Still, like all demographics, not everyone voted. While Sheikh feels that turnout among young Muslims was high, he personally did not go to the polls. "I did not vote because neither candidate identified with what I believe in," Sheikh explained.
Nida Merchant, a Muslim and MSA member, believes that "religion and politics go hand in hand," and thinks that religion should play an even stronger role in politics. She says that some people keep religion and politics in "separate spheres [where] religion only deals with your relationship with God and politics deals with everything else."
Still, Merchant felt uncomfortable with how religion was used in this presidential election. "Certain candidates made themselves appear to be more religious to get votes," Merchant said. She continued to state that some candidates "made their decisions to have some sort of religious value to get votes from certain religious parties."
Rodriguez-Gebhard agreed that religion plays a heavy role in politics. "The last four years is a good example," he said. "We have a strong political leader with strong Christian viewpoints. He does rule this country and he runs it very Christian-like." Rodriguez-Gebhard shared Merchant's mistrust in politicians they believe use religion to get votes. "Kerry was all gung-ho Muslim for a while," he explained. "I felt it was a little fake."
Sheikh pointed to the Castor-Martinez Florida State Senate race and what he believes was a manipulation by both candidates of the incident involving a University of South Florida professor and his alleged terrorist activities. The USF professor, Sami Al-Arian, was suspected of having terrorist ties during Betty Castor's tenure as president of USF.

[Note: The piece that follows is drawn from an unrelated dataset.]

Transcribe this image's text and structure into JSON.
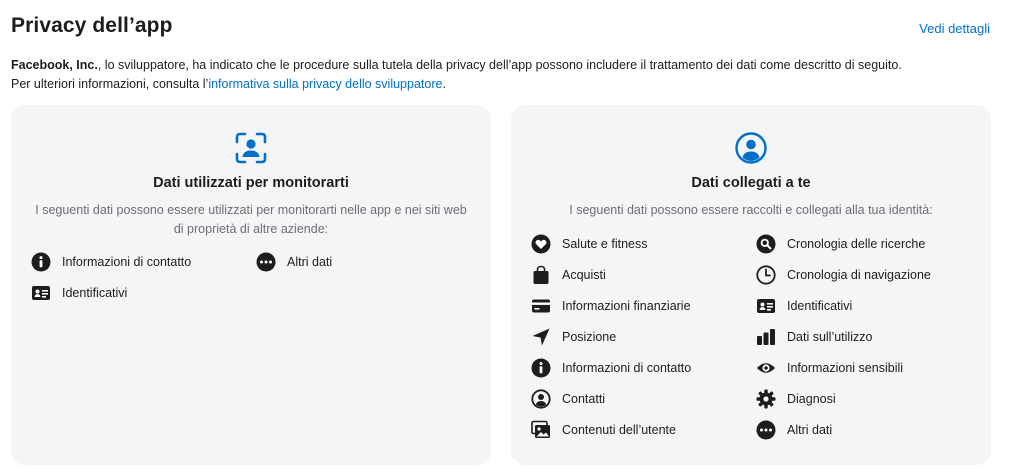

Al-Arian, a tenured professor who was fired, has been frequently discussed during the campaign. Mel Martinez believed Al-Arian should have been fired immediately after he was accused of terrorist connections, implying Castor is soft on terrorism. Instead, Al-Arian's pink slip didn't come until he was indicted on federal charges.
Castor said in an early TV ad for the campaign that she dealt with former USF professor Sami Al-Arian appropriately, and her actions served as qualification for dealing with terrorism firsthand. "They both automatically portrayed him as a terrorist and that they had somehow eliminated a terrorist threat," said Sheikh, who then pointed out the lack of any real information on the issue. "I still don't know his background," Sheikh said.